|U.S. Invests $258 Million in Supercomputing Race With China |
Energy Department to award cash to six tech companies to develop world’s fastest computers
By Rachael King
The Wall Street Journal
June 15, 2017 2:00 p.m. ET
In June 2016, China’s Sunway TaihuLight supercomputer took the top spot in a twice-yearly ranking of the 500 fastest scientific computers. Photo: Li Xiang/Xinhua/Associated Press
The U.S. government is trying to stave off China and other countries challenging the U.S. for dominance in the next generation of the world’s fastest computers.

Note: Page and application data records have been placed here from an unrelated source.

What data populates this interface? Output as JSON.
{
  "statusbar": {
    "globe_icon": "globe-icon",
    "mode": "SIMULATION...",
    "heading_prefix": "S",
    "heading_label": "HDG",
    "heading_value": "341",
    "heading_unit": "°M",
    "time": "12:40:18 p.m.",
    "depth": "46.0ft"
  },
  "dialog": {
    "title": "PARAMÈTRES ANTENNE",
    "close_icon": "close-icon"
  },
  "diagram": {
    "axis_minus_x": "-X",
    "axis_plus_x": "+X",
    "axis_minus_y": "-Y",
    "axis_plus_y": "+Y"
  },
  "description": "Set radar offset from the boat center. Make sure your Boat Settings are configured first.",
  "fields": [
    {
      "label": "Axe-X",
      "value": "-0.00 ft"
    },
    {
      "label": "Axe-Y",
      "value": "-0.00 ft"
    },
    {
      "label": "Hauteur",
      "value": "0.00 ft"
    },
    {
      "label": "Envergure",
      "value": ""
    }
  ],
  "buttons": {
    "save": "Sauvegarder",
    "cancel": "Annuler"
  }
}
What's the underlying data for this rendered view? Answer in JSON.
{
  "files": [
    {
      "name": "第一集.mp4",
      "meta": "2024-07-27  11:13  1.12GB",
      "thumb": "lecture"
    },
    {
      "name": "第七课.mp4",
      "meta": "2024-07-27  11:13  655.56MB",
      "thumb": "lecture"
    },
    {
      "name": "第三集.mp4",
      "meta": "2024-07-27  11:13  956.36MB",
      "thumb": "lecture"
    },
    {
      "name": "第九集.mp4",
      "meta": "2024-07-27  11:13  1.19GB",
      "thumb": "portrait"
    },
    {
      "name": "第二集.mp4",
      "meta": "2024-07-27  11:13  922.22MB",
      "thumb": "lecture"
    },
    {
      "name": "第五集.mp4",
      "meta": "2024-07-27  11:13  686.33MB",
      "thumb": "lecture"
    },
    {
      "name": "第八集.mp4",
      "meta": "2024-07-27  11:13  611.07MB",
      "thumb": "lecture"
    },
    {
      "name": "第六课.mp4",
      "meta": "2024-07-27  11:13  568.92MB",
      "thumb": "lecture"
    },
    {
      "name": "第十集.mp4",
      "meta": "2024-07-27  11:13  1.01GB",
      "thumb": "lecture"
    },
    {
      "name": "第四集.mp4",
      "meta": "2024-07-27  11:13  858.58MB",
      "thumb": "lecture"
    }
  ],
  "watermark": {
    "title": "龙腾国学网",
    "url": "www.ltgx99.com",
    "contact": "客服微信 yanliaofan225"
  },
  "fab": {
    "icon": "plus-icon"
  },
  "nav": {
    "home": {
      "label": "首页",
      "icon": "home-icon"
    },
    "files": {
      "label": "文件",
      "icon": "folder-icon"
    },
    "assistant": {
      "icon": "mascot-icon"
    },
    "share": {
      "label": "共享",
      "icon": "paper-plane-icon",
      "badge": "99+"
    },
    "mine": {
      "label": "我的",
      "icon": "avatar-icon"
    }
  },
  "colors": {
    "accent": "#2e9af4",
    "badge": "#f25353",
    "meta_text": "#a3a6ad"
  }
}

The Department of Energy on Thursday said it would award $258 million over three years to be shared by six tech companies, as part of a plan to develop new supercomputers that can crunch data at least 50 times faster than the nation’s most powerful systems today.
The companies are Advanced Micro Devices Inc., AMD -2.29% Cray Inc., CRAY -1.97% Hewlett Packard Enterprise Co. HPE -1.31% , International Business Machines Corp. IBM 0.27% , Intel Corp. INTC -0.62% and Nvidia Corp. NVDA 0.43%
U.S. government leaders warned in a September 2016 technical meeting convened by the National Security Agency and the DOE that the country was in danger of losing its leadership in supercomputers to China. Governments have long used these systems to crack codes and develop nuclear weapons, and the supercomputers have business purposes such as oil exploration and auto design.
The U.S. is in a “horse race” with China, the European Union and Japan as they attempt to outdo one another in processing power, said Steve Conway, senior vice president of research at Hyperion Research.
The fastest U.S. computer, the Titan, built by Cray, can handle 17,590 trillion calculations per second, or the rough equivalent of 11.6 million iPad Pros running at the same time. It is about the size of a basketball court and is said to use enough power to run a small town.
By 2021, the U.S. plans to deliver at least one “exascale” system which performs one quintillion—a billion billion—calculations per second. That would be one year later than when China has said it plans to deploy its first system. Both countries are anticipated to deliver production-ready systems that can solve problems at exascale speeds by as soon as 2023, according to Hyperion Research.
In June 2016, China took the top spot in a twice-yearly ranking of the 500 fastest scientific computers. China’s machine, called the Sunway TaihuLight, marked the first time China had taken the top speed ranking without using U.S. semiconductor technology. China also, for the first time, placed more machines than the U.S. on the so-called Top 500 list, by 167 to 165. In a November 2016 ranking, the U.S. and China each had 171 systems on the list.
The DOE funding will be used by the tech companies to further the research and development into exascale computers. Hewlett Packard Enterprise, for example, last month demonstrated a prototype of a new memory-driven computer called The Machine, which it will further develop with the additional funds by the government. The system is HP Enterprise’s largest research and development program in the history of the company. That computing system is capable of simultaneously working with the data held in every book in the Library of Congress five times over, about 160 million books.
Hyperion Research estimates that the price to research, develop and buy a U.S. exascale system will total about $300 million to $500 million per system. Oak Ridge National Laboratory spent about $97 million to buy the Titan supercomputer from Cray. While the U.S. government is typically the first buyer for these systems, the technology advances usually trickle down to other computing products at lower prices.
Write to Rachael King at firstname.lastname@example.org
Appeared in the June 16, 2017, print edition as 'AMD, Five Others to Get U.S. Supercomputer Funds.'